Moderately hopped and spiced, amber-colored ales with a bit of maltiness tend to be the benchmark for the pumpkin beer style. However, pumpkin can be added to a much wider variety of beer styles with great success. It will not always be as easy as adding pumpkin to your favorite recipe, though. Consider what further additions are suggested to tie the pumpkin in with the style you pursue.
“Cucumber-pumpkin beer cries out for dill and Sorachi Ace, Saaz-laden pilsner for the spice and heat of ginger, chocolate pumpkin beer for orange or chilies or cinnamon,” says Cantwell. “This year we’re going to brew a pumpkin Sahti with juniper-infused brewing liquor and whole juniper branches in the mash.”
5) Serve your beer in a pumpkin.
You heard us right! Many commercial and home brewers, including Elysian, are taking pumpkin beers to the next level by serving them from an actual pumpkin.
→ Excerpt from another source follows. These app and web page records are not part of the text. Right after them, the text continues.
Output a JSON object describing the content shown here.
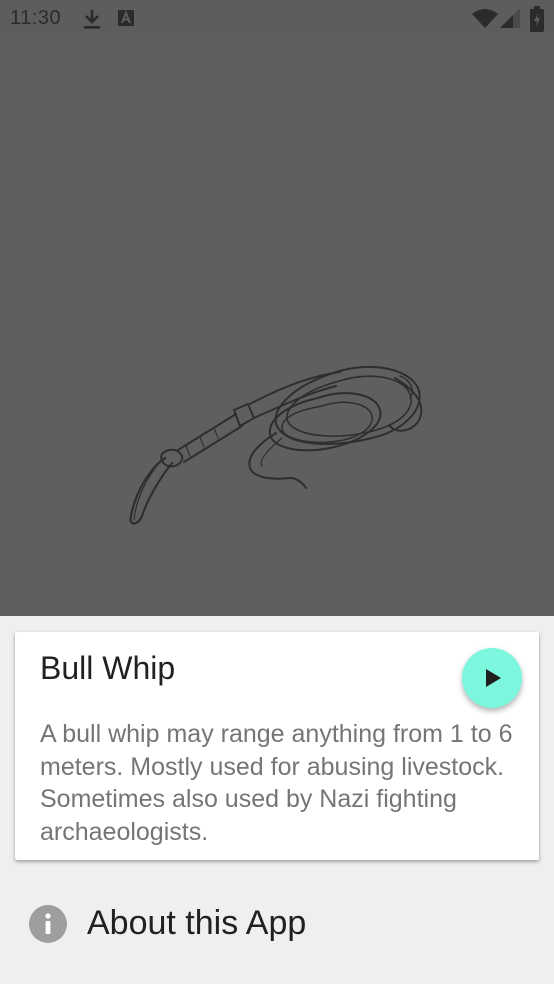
{
  "status_bar": {
    "time": "11:30",
    "icons": [
      "download-icon",
      "a-notification-icon",
      "wifi-icon",
      "signal-icon",
      "battery-icon"
    ]
  },
  "image": {
    "subject": "bull-whip-sketch",
    "background_color": "#5f5f5f"
  },
  "card": {
    "title": "Bull Whip",
    "description": "A bull whip may range anything from 1 to 6 meters.  Mostly used for abusing livestock.  Sometimes also used by Nazi fighting archaeologists.",
    "play_icon": "play-icon",
    "play_button_color": "#7cf6dc"
  },
  "about": {
    "label": "About this App",
    "icon": "info-icon"
  },
  "colors": {
    "screen_background": "#efefef",
    "status_bar": "#5d5d5d"
  }
}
The process is fairly simple. First hollow out a pumpkin. Then take a welding torch and scorch the interior of the pumpkin until it is black. This helps mitigate the astringency of raw pumpkin, while the caramelization simulates the char of a bourbon barrel. After filling it with beer, seal it shut with beeswax to allow for flexibility since gourds swell and contract.
If you do pursue this “pumpkin keg,” Cantwell suggests kicking the keg within two days. A pumpkin is porous and the beer will begin to depreciate after a day or two.
Check out some more tips from the pros and bring your homebrewing skills to the next level: